WHILE MANY BUSINESS schools devote significant attention to teaching students about investing, few of them go into depth about topics such as trading, liquidity, and market design. Trading—that is, the implementation of an investment decision—is a distinctly separate activity from portfolio management. But few business students today graduate with an understanding of how poor trading can seriously erode good investment decisions. They don’t understand the difficulties of handling big orders in an illiquid market, nor do they know how market design affects trading behavior. Today’s business courses typically cover risk and return, when they should be covering risk, return, and liquidity.
A good grasp of a market’s dynamics is essential for many business school graduates, not just those who plan to be traders. Portfolio managers should better understand the challenges traders face and the decisions they must make. CEOs and CFOs should be enlightened about how the complexities of stock price formation affect their share valuations. Government regulators must comprehend the intricacies of the equity markets, as must information science professionals since a growing subfield of fintech is the development and maintenance of trading system infrastructure.
In today’s trading rooms, finance and information science professionals regularly work side by side. Moreover, given that today’s trading desks are heavily dependent on technology, we see a great deal of collaboration among the fields of finance, data science, and information systems. Individuals who want to pursue any of these roles should have at least a basic understanding of trading.
But if business schools are going to provide students with a more comprehensive understanding of trading, what kinds of specialized knowledge should their classes include? At the Robert A. Schwartz Center for Trading and Financial Markets Research, which launched in 2018 at Baruch College’s Zicklin School of Business, we consider it essential to teach students to identify the costs and impact of those costs on portfolio performance, as well as illiquidity’s effect on stock prices. We want students to become proficient in concepts such as order types, algorithmic trading, and the complexities of price and quantity discovery. They should be familiar with trading system design, reliability, scalability, and open architecture, and they should understand the impact of technology on market design and quality.
We believe that students can best learn about the challenges traders face through experiential learning, and some of the most useful tools are trading simulations. One simulation that we use in our courses, TraderEx, was developed by one of the co-authors, Robert Schwartz, and Bruce Weber, dean and professor of business administration at the Lerner College of Business & Economics at the University of Delaware in Newark. Students enter orders into the simulation’s computer-driven market, and they can observe how their different actions generate different outcomes, even when they are all given the same instructions by their professors.

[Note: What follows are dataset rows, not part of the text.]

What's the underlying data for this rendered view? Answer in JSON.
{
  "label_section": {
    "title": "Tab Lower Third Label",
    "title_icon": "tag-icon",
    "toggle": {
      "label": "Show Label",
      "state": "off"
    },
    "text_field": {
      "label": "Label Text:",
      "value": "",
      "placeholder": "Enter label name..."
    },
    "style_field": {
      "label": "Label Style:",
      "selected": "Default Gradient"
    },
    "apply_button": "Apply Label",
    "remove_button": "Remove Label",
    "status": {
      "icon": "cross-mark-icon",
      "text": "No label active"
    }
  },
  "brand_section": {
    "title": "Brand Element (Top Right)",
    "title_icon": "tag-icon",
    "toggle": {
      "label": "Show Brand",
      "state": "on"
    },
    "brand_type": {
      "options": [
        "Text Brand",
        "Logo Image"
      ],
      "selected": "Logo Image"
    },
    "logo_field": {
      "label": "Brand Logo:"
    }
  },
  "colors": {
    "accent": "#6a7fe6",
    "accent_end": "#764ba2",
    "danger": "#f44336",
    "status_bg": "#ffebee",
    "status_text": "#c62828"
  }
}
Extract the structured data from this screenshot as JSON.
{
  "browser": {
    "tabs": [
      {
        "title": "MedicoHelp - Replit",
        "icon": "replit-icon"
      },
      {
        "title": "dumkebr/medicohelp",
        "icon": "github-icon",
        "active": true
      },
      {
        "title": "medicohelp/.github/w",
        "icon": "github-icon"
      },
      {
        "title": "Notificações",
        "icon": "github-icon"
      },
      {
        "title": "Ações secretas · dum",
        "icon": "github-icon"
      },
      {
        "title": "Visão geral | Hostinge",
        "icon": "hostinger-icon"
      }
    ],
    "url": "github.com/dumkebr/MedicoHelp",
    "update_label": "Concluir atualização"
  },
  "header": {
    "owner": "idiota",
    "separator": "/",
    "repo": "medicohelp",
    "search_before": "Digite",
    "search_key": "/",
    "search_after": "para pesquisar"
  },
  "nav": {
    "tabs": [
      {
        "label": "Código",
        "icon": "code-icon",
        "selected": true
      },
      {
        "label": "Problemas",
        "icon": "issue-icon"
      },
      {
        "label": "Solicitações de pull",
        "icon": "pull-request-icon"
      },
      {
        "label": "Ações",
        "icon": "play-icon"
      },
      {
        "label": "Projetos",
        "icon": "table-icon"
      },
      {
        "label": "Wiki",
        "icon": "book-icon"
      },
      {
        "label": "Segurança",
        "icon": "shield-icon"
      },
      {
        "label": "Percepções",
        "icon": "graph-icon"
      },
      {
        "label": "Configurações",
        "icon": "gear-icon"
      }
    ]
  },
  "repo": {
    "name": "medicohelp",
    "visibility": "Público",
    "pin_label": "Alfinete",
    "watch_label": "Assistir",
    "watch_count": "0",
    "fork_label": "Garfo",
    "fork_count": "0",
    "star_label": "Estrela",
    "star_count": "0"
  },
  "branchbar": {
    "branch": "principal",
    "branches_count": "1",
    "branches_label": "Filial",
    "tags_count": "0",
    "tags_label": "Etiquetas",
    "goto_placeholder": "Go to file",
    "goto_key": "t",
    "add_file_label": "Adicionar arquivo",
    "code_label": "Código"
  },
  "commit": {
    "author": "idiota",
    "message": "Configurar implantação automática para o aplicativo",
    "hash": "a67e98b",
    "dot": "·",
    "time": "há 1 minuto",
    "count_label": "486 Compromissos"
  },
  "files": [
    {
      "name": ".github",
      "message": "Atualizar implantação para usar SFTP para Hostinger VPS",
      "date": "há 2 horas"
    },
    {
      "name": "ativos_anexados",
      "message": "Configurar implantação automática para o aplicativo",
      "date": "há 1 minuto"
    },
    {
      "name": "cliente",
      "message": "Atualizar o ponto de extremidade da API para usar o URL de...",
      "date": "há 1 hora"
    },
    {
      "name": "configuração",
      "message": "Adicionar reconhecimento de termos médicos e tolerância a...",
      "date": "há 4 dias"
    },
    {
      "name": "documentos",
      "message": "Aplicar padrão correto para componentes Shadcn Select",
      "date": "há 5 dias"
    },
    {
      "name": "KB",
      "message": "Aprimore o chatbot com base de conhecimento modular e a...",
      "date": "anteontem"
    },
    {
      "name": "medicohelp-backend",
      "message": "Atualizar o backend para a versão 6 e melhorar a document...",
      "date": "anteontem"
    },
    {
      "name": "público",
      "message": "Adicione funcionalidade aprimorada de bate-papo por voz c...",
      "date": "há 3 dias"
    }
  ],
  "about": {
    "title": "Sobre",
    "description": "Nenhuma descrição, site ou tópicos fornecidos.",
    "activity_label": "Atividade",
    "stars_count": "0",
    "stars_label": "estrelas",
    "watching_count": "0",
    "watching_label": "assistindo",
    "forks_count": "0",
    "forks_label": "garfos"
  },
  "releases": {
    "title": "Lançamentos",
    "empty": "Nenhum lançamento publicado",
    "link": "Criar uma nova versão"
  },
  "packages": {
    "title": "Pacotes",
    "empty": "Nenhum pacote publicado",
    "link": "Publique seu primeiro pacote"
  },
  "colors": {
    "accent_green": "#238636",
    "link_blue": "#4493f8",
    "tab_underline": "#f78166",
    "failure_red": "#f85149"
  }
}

Courses we have taught and seminars we have run have shown how experiential learning enhances education by combining book learning with hands-on training. The feedback we have received has been encouraging. After one of our trading sessions, an IS student heading for the financial services industry told us that she, for the first time, understood how critical a solid infrastructure is for a trading desk. A finance student, accustomed to textbooks that treat a stock’s price as given for various finance valuation exercises, reported to us that, upon experiencing trading, he was struck by observing the substantial price variability introduced while prices are being determined in the marketplace. Another student, an economics major, said she appreciated how buyers and sellers meet through trading, and that it was eye-opening to see how the theoretical microeconomics model of demand and supply is played out in a real-world market. Particularly memorable was a young college student who spoke to us after an experiential session. “I really learned something,” she said. “What is it?” we asked. “That I could never be a trader” was her reply.
After students experience trading in an equity market, they are better prepared for the real world, where liquidity counts and market design matters. We believe that many more students need knowledge of this critically important, interdisciplinary activity.
|Deniz Ozenbas is a professor of finance at the Feliciano School of Business at Montclair State University in New Jersey.
| Robert A. Schwartz is the Marvin M. Speiser Professor of Finance and University Distinguished Professor at the Zicklin School of Business at Baruch College in New York City.